• A social connections program allows households to access micro-credit for water connection, and to repay the loan in installments together with the monthly water bill.
• Kenya’s new constitutional right to water and sanitation obliges service providers to focus on underserved communities. Kayole Soweto village in the outskirts of Nairobi is home to 90,000 residents. The village is among scores of informal settlements inhabited by almost two-thirds of the city’s four million people. Like other lowincome settlements in Nairobi, Kayole Soweto village is sparsely served by piped water network.
A pilot social connections program with an innovative micro-financing model could hold the solution for improving access to affordable drinking water and sewerage services for low-income, underserved areas in Kenyan towns and cities, such as Kayole Soweto. Most residents are willing to pay for improved water supply, but cannot afford the lump sum KSh8,125 (US$100) fee required by the Nairobi City Water and Sewerage Company (NCWSC) to install metered water connection in individual houses.

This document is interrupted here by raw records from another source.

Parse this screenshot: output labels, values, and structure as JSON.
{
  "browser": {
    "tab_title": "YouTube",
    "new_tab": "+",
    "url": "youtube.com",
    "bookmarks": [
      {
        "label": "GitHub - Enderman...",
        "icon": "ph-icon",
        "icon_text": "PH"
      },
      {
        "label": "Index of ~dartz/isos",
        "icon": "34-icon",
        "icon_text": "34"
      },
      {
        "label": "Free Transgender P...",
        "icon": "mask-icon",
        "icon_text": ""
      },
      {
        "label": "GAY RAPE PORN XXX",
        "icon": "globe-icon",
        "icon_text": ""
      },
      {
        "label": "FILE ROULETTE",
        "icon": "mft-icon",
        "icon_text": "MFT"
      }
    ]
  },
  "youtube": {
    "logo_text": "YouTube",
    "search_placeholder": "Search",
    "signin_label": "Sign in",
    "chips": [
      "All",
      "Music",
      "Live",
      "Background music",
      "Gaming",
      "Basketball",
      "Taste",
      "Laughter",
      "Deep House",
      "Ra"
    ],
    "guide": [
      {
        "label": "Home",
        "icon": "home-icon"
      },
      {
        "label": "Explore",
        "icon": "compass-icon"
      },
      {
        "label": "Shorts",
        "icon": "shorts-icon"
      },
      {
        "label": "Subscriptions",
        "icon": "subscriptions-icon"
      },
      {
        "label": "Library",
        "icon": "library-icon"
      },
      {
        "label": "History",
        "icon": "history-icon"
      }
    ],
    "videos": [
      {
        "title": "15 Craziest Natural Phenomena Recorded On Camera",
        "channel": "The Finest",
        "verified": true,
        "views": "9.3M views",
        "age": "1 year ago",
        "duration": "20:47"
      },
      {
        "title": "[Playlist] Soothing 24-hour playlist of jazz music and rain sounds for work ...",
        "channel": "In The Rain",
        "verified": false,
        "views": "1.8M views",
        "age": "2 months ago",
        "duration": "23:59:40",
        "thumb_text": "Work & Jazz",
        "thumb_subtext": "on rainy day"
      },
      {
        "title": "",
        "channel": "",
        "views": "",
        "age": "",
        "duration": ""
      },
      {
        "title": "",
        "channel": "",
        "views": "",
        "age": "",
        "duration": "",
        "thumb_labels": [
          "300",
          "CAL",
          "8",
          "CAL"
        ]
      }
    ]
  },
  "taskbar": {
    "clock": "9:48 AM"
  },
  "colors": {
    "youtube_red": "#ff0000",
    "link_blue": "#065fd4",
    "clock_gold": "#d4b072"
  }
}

The connection fee includes a non-refundable commitment fee, deposit for water meter, and costs of piping and fittings.